A very fun movie, with much inspiration from Tarantino.
Movie Review #977
The third time’s always a charm. “Kingsman: The Secret Service” is director Matthew Vaughn’s third comic book adaptation, following “Kick-Ass” (2010) and “X-Men: First Class” (2011). While those two were merely decent, “Kingsman” is a whole lot of fun.
Much of that is because of the fact that Vaughn has finally grounded his style, which feels heavily inspired by Quentin Tarantino’s body of work. The movie opens with homages to the killing of Frank Whaley’s character and Christopher Walken’s gold watch soliloquy from “Pulp Fiction”. Less than two minutes later, it’s out of the gates with the sort of sudden, fast-paced action sequences that Tarantino had fun with in his first volume of “Kill Bill”. And as is true of Tarantino, Vaughn’s action sequences benefit extraordinarily from his music choices. “Give It Up” by KC and the Sunshine Band during a hand-on-hand combat, for example, or even better, a riot that takes place inside a church that is matched with a cover of “Free Bird” by Lynyrd Skynyrd.
Oh and, of course, Samuel L. Jackson stars. Samuel plays Valentine, a hacker. There’s a role that feels more standard than any other in a modern action movie, but he certainly makes something of it. The lisp he takes on for his role as Valentine makes for his most enjoyable character in years. (This being a man that has starred in well over 100 films.) As his foils are Colin Firth and Michael Caine, who are great in their respective roles. The main focus of the plot, though, is Eggsy, portrayed by Taron Egerton. Eggsy is something of a juvenile delinquent when the film starts up, but he has a considerable amount of skill. He’s trained to work for the secret agency Kingsman. There’s a lot of competition surrounding him, but that’s not what he’s up against. The question that remains at stake here is, Will he be able to combat Valentine in his flawless attempts to destroy the world as we know it?
Taron Egerton does a fine job in this role.
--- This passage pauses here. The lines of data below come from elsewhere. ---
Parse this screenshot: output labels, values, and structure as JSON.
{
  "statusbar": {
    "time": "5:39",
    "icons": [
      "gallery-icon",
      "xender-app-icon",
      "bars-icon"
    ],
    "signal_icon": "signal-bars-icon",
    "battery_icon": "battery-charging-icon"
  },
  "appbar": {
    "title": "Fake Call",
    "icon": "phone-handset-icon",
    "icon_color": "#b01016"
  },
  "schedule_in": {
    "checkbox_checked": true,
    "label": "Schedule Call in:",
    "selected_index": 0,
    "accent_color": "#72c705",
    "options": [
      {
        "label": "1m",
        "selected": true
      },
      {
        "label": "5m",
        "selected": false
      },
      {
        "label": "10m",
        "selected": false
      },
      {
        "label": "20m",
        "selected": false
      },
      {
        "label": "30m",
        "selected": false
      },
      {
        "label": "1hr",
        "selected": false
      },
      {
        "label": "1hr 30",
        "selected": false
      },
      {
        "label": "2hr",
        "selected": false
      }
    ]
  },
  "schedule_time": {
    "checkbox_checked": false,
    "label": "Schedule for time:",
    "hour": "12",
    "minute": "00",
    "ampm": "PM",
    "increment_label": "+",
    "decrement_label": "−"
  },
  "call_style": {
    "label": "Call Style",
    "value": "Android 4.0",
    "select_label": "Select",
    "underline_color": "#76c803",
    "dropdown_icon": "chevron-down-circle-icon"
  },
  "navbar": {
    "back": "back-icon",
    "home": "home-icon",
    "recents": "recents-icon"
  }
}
He gives a performance not unlike Aaron Taylor-Johnson’s in “Kick-Ass”, but here, we have a hero who is a lot more believable. He takes the lead in several of the movie’s comic booky action sequences, which are awesomely choreographed. I’ll give another special mention to the church riot sequence, which is truly hilarious and exciting enough to warrant eight more mentions. In its final third, “Kingsman” shows a knack for making its action sequences feel delightfully random. Matthew Vaughn spends an entire scene seemingly creating a blend of “Pomp and Circumstance”, LSD, fireworks, and the climax from “Raiders of the Lost Ark”. The results are fantastic. The whole final third of “Kingsman” is the peak of its ridiculous fun. It gets bonus points for ending just like a Bond movie, which, I’d assume, was its intention in the first place.